The New Zealand cycling team believes months of preparation at home and abroad will pave the way for success when then compete in the UCI Junior Track World Championships on home turf in Invercargill starting tomorrow.
The under-19 Kiwi team will compete amongst 154 cyclists from 24 countries at the Stadium Southland Velodrome this week, in the hope of continuing the international success of the BikeNZ programme.
Auckland sprinter Paige Paterson is a solid medal prospect after a bronze medal ride at last year's Junior Track World Championships in Moscow.
"I'd like to come away from the event with some personal best times and if they're good enough, then hopefully I can get gold," she said.
"It's a whole lot easier being at home in New Zealand this year, especially with all my relatives coming down to the event for support."
After a series of camps in Invercargill, Paterson began her final preparation in Europe with the New Zealand Olympic squad in their build up to London, before heading back to Australia to link up with the rest of the junior sprint squad.
"The Olympic team gave me plenty of tactical advice which was great, but the main thing was just to train hard. It's the little things that seem to make all the difference in sprinting," said the 18-year-old.
"Diet is something that has been very strict over the last three months; just rice, couscous and meat really, so I can't wait until next week when I can lash out a bit."
Current national and Oceania team pursuit champion Tom Beadle is excited race after his successful switch to the sprint ranks after preparation the United States.
"I'd definitely like to win a medal, but you can't really focus on outcomes too much. You've just got to race your bike and if you end up with a medal around your neck, well that's a bonus," said the Invercargill rider.
"Preparation has been good all round. We had a great build up over in America and then again back here in Invercargill. The track's been warm, and for us to be in a home environment is great."
The 16-strong New Zealand team had their final training session at the track this afternoon to shake out some nerves and keep the legs moving.
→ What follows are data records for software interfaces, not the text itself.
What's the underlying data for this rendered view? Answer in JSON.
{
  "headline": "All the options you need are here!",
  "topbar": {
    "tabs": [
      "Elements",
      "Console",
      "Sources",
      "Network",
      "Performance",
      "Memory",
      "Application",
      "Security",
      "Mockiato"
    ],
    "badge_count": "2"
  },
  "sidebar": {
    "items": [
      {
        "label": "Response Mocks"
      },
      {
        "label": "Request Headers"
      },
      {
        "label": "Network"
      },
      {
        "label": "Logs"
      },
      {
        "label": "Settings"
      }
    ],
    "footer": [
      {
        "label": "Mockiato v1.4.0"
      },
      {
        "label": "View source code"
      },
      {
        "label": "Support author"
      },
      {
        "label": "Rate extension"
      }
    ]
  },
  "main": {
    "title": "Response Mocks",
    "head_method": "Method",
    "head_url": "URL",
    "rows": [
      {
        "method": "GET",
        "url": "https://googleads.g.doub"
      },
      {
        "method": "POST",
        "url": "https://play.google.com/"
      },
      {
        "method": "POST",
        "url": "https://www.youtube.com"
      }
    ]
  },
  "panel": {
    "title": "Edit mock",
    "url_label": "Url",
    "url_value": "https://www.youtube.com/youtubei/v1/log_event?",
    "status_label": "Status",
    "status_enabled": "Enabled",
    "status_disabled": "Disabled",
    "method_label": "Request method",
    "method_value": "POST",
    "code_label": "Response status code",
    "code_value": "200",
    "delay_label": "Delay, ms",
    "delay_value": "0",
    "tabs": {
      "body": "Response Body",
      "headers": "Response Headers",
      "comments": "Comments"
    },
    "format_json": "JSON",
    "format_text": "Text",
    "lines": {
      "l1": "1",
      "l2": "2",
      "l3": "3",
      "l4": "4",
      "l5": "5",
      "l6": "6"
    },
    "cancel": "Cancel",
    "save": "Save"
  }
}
"I think everyone's probably a bit nervous. But as long as you can handle your nerves and use them to your advantage rather than let them get to you, then I think being nervous is actually a good thing," said Beadle.
The team scored a record 10 medals in last year's breakout junior world championships in Moscow, with their last gold medal coming in 2009 when Olympian Sam Webster won three gold medals including the team sprint with London rider Ethan Mitchell.
The championships begin tomorrow with qualifying for the women's and men's team pursuit during the day, with the medals to be decided in the evening session along with the men's and women's team pursuit.
There has been strong support with some nights already close to a full house with the championships running through to Sunday.
New Zealand has only hosted the event once before, 30 years ago in Wanganui.